Take every line from the records below that includes the word "title".

══ Available data

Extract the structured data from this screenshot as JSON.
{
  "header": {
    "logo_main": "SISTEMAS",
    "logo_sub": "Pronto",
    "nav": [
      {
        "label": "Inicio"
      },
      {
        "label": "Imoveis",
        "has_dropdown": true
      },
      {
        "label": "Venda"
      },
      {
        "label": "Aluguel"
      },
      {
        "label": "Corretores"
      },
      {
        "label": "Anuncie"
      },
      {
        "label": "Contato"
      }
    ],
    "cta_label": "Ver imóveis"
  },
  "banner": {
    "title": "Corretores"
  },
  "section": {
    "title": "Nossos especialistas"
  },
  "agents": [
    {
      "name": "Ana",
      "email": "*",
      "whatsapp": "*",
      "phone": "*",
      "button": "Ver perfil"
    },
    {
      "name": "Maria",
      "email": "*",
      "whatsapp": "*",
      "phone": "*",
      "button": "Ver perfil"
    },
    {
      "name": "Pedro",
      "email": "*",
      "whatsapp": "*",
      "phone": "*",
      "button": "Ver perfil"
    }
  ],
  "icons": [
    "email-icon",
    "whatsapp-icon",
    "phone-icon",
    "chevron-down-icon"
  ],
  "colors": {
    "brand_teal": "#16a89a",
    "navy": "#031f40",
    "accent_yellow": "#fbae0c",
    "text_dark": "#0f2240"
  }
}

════

**Solution to the exercise:**
    "title": "Corretores"
    "title": "Nossos especialistas"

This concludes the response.